*TRY IT*. Keep only those lines of the records that include the string "JSON".
───── THE INPUT
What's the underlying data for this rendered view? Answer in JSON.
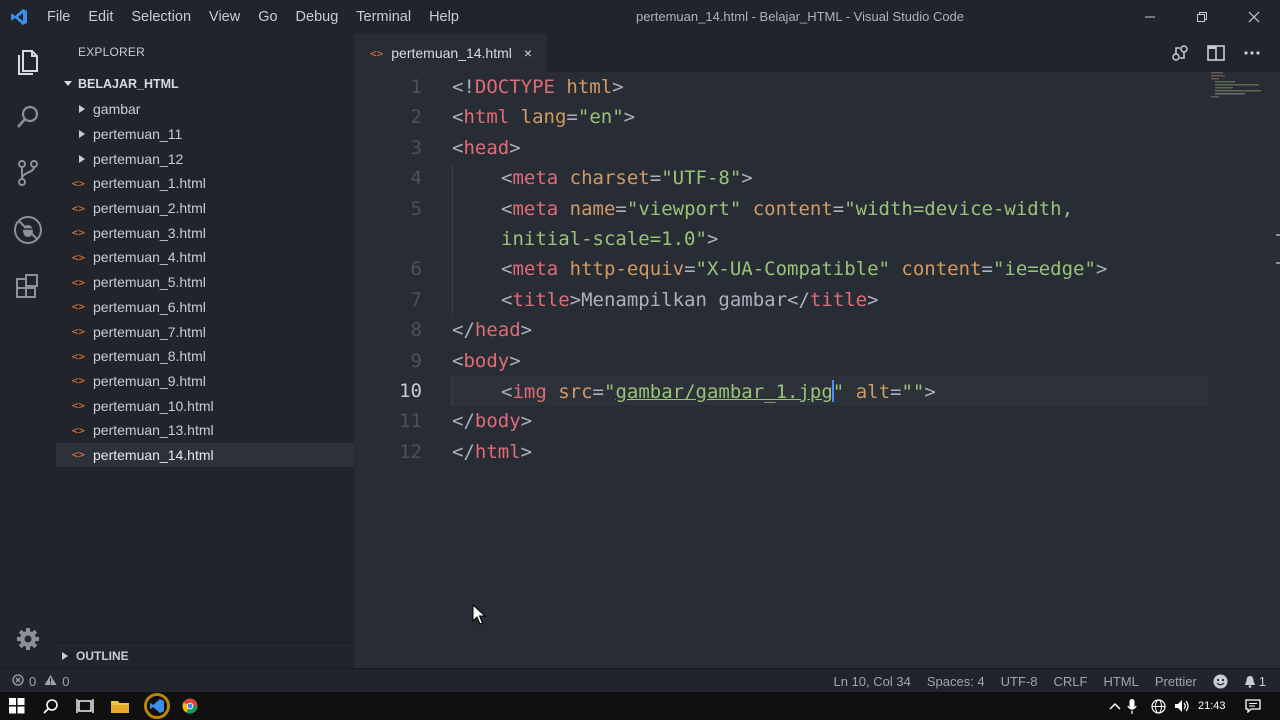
{
  "window": {
    "title": "pertemuan_14.html - Belajar_HTML - Visual Studio Code"
  },
  "menu": [
    "File",
    "Edit",
    "Selection",
    "View",
    "Go",
    "Debug",
    "Terminal",
    "Help"
  ],
  "explorer": {
    "header": "EXPLORER",
    "folder": "BELAJAR_HTML",
    "folders": [
      "gambar",
      "pertemuan_11",
      "pertemuan_12"
    ],
    "files": [
      "pertemuan_1.html",
      "pertemuan_2.html",
      "pertemuan_3.html",
      "pertemuan_4.html",
      "pertemuan_5.html",
      "pertemuan_6.html",
      "pertemuan_7.html",
      "pertemuan_8.html",
      "pertemuan_9.html",
      "pertemuan_10.html",
      "pertemuan_13.html",
      "pertemuan_14.html"
    ],
    "active_file": "pertemuan_14.html",
    "outline": "OUTLINE"
  },
  "tab": {
    "label": "pertemuan_14.html",
    "close": "×",
    "file_glyph": "<>"
  },
  "editor": {
    "line_numbers": [
      "1",
      "2",
      "3",
      "4",
      "5",
      "6",
      "7",
      "8",
      "9",
      "10",
      "11",
      "12"
    ],
    "current_line": "10",
    "code": {
      "l1": {
        "a": "<!",
        "b": "DOCTYPE",
        "c": " html",
        "d": ">"
      },
      "l2": {
        "a": "<",
        "b": "html",
        "c": " lang",
        "d": "=",
        "e": "\"en\"",
        "f": ">"
      },
      "l3": {
        "a": "<",
        "b": "head",
        "c": ">"
      },
      "l4": {
        "a": "<",
        "b": "meta",
        "c": " charset",
        "d": "=",
        "e": "\"UTF-8\"",
        "f": ">"
      },
      "l5": {
        "a": "<",
        "b": "meta",
        "c": " name",
        "d": "=",
        "e": "\"viewport\"",
        "f": " content",
        "g": "=",
        "h": "\"width=device-width,",
        "wrap": "initial-scale=1.0\"",
        "i": ">"
      },
      "l6": {
        "a": "<",
        "b": "meta",
        "c": " http-equiv",
        "d": "=",
        "e": "\"X-UA-Compatible\"",
        "f": " content",
        "g": "=",
        "h": "\"ie=edge\"",
        "i": ">"
      },
      "l7": {
        "a": "<",
        "b": "title",
        "c": ">",
        "d": "Menampilkan gambar",
        "e": "</",
        "f": "title",
        "g": ">"
      },
      "l8": {
        "a": "</",
        "b": "head",
        "c": ">"
      },
      "l9": {
        "a": "<",
        "b": "body",
        "c": ">"
      },
      "l10": {
        "a": "<",
        "b": "img",
        "c": " src",
        "d": "=",
        "e": "\"",
        "f": "gambar/gambar_1.jpg",
        "g": "\"",
        "h": " alt",
        "i": "=",
        "j": "\"\"",
        "k": ">"
      },
      "l11": {
        "a": "</",
        "b": "body",
        "c": ">"
      },
      "l12": {
        "a": "</",
        "b": "html",
        "c": ">"
      }
    }
  },
  "status": {
    "errors": "0",
    "warnings": "0",
    "position": "Ln 10, Col 34",
    "spaces": "Spaces: 4",
    "encoding": "UTF-8",
    "eol": "CRLF",
    "language": "HTML",
    "formatter": "Prettier",
    "notifications": "1"
  },
  "taskbar": {
    "clock": "21:43"
  },
  "colors": {
    "tag": "#e06c75",
    "attr": "#d19a66",
    "string": "#98c379",
    "accent": "#3b8eea",
    "file_icon": "#e37933"
  }
}
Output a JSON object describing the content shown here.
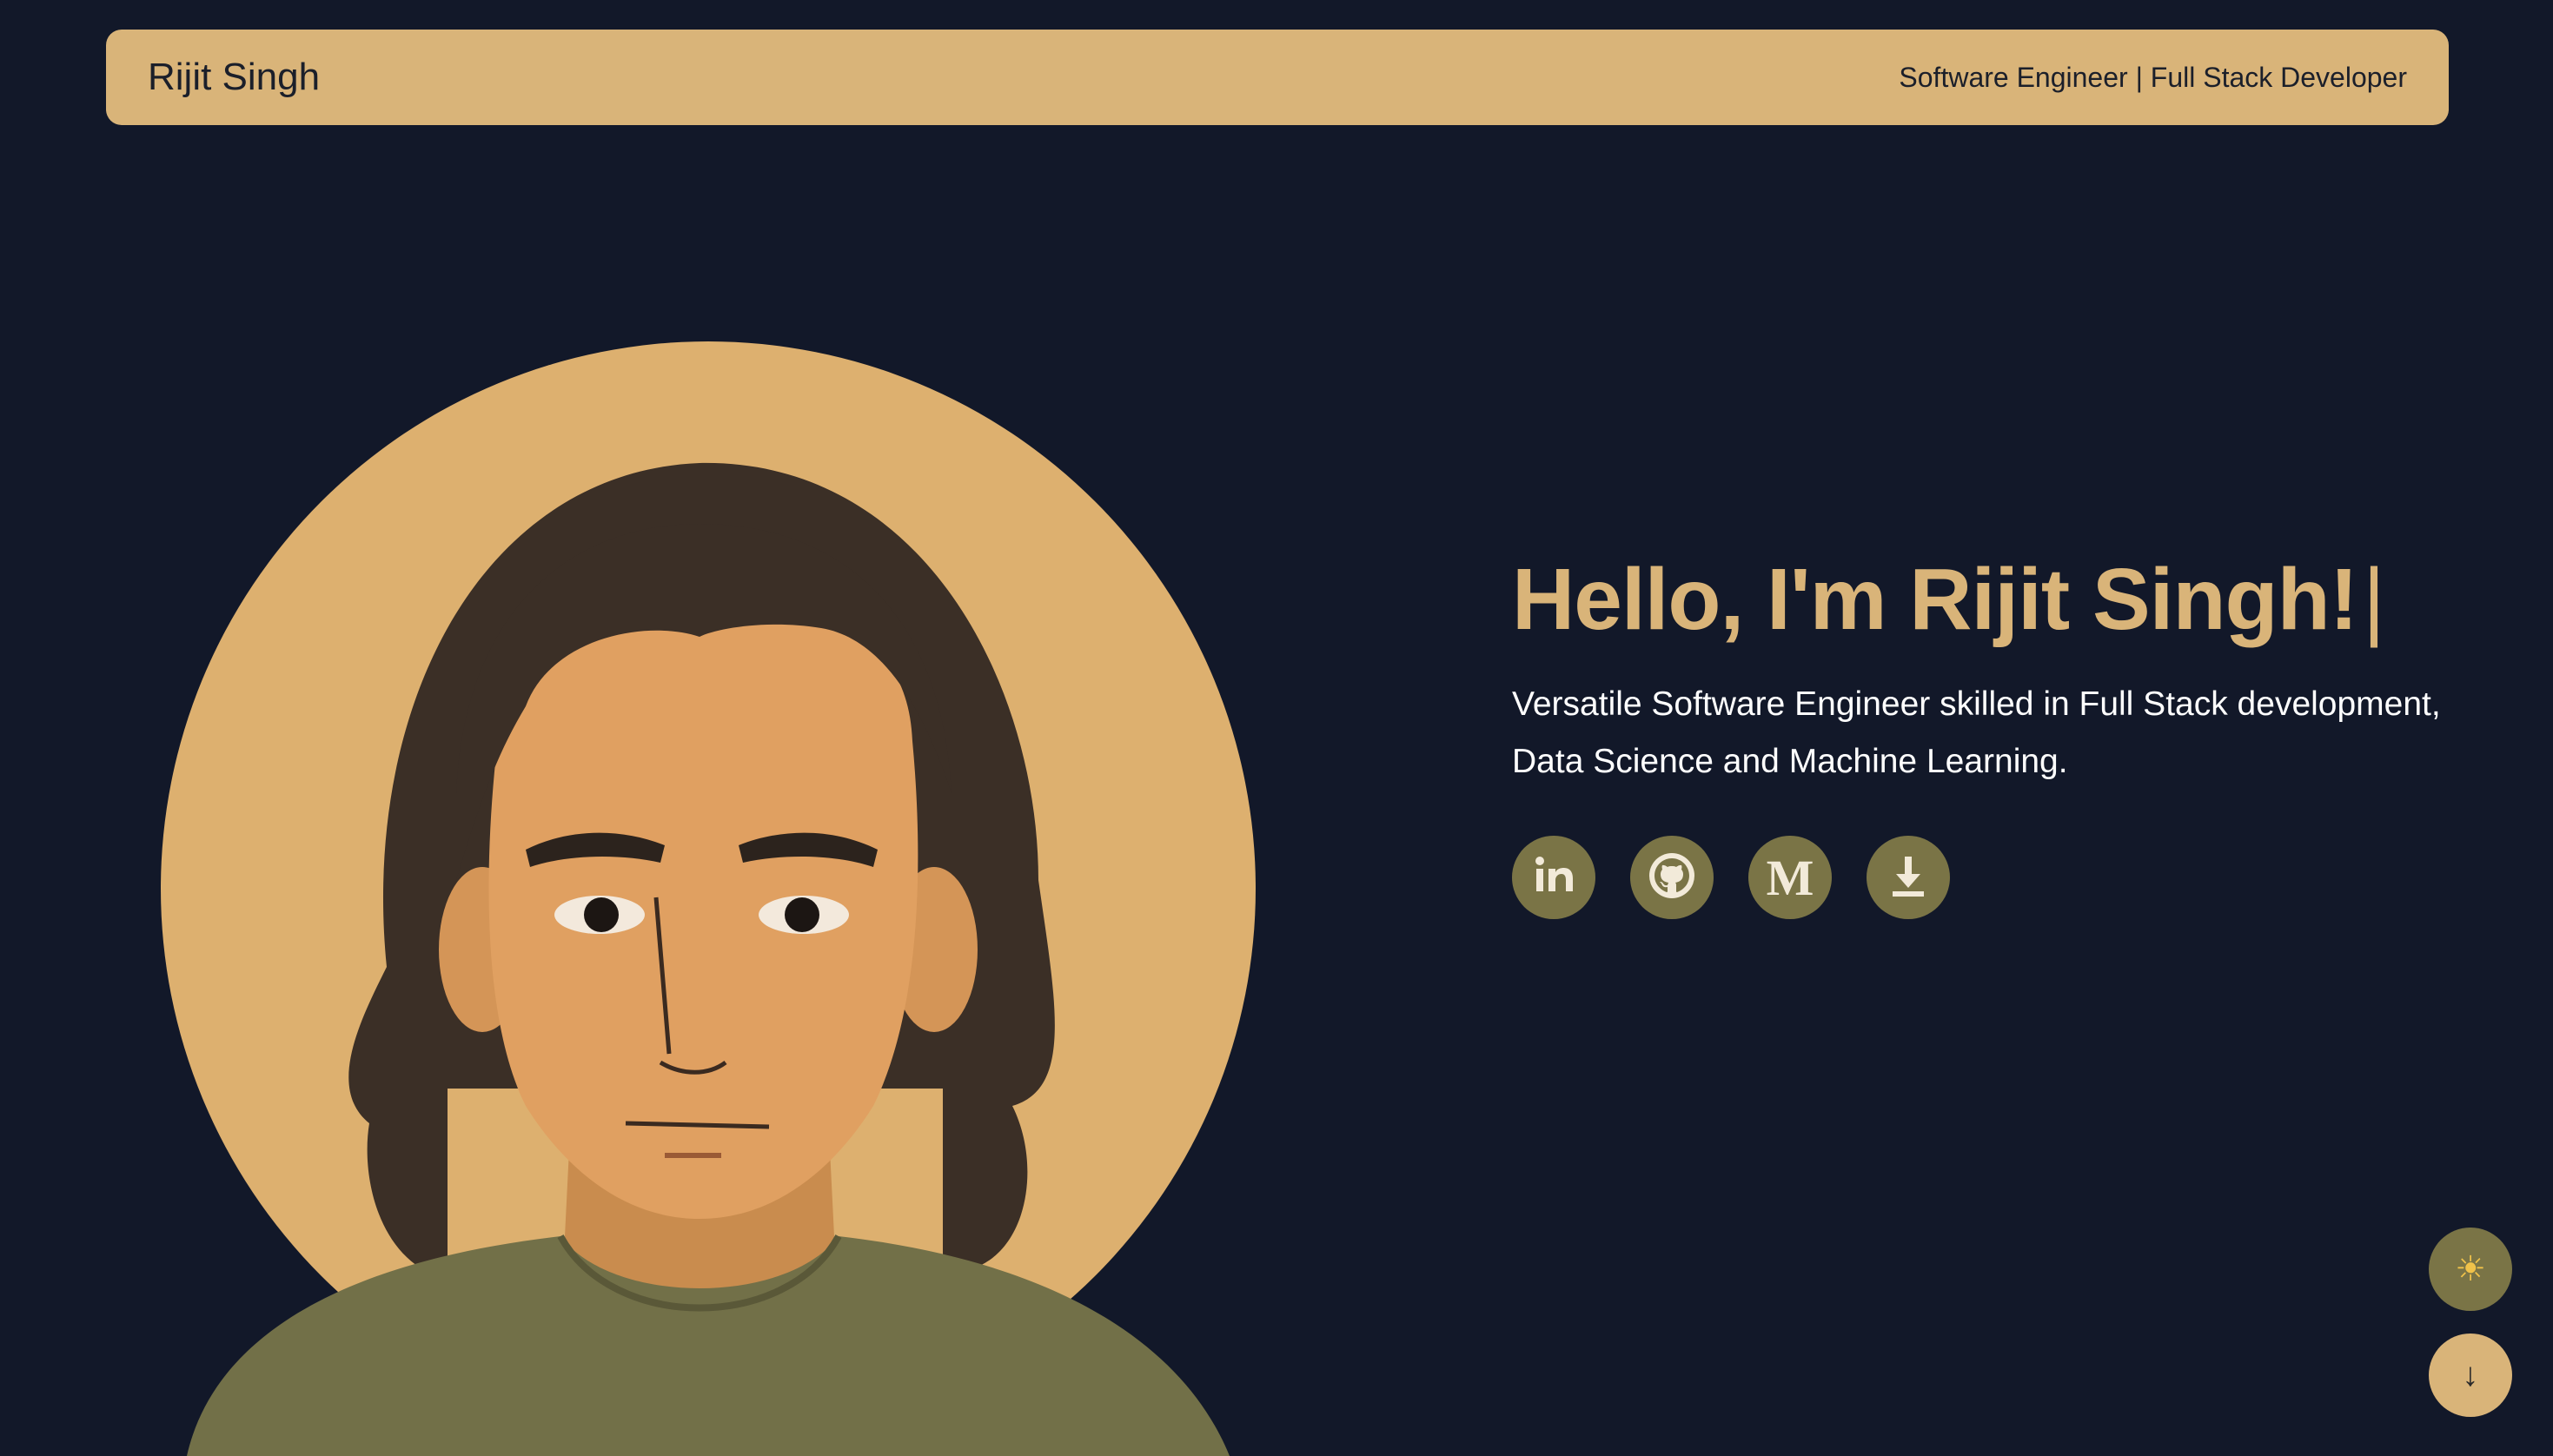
{
  "header": {
    "brand": "Rijit Singh",
    "tagline": "Software Engineer | Full Stack Developer"
  },
  "hero": {
    "greeting": "Hello, I'm Rijit Singh!",
    "caret": "|",
    "description": "Versatile Software Engineer skilled in Full Stack development, Data Science and Machine Learning."
  },
  "socials": [
    {
      "name": "linkedin-icon",
      "label": "in"
    },
    {
      "name": "github-icon"
    },
    {
      "name": "medium-icon",
      "label": "M"
    },
    {
      "name": "download-icon"
    }
  ],
  "controls": {
    "theme_toggle_icon": "sun-icon",
    "theme_glyph": "☀",
    "scroll_down_icon": "arrow-down-icon",
    "scroll_glyph": "↓"
  },
  "colors": {
    "background": "#121829",
    "accent": "#d9b479",
    "icon_bg": "#7a7446",
    "text": "#ffffff"
  }
}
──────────
*RESULT*.
What's the underlying data for this rendered view? Answer in JSON.
Output a JSON object describing the content shown here.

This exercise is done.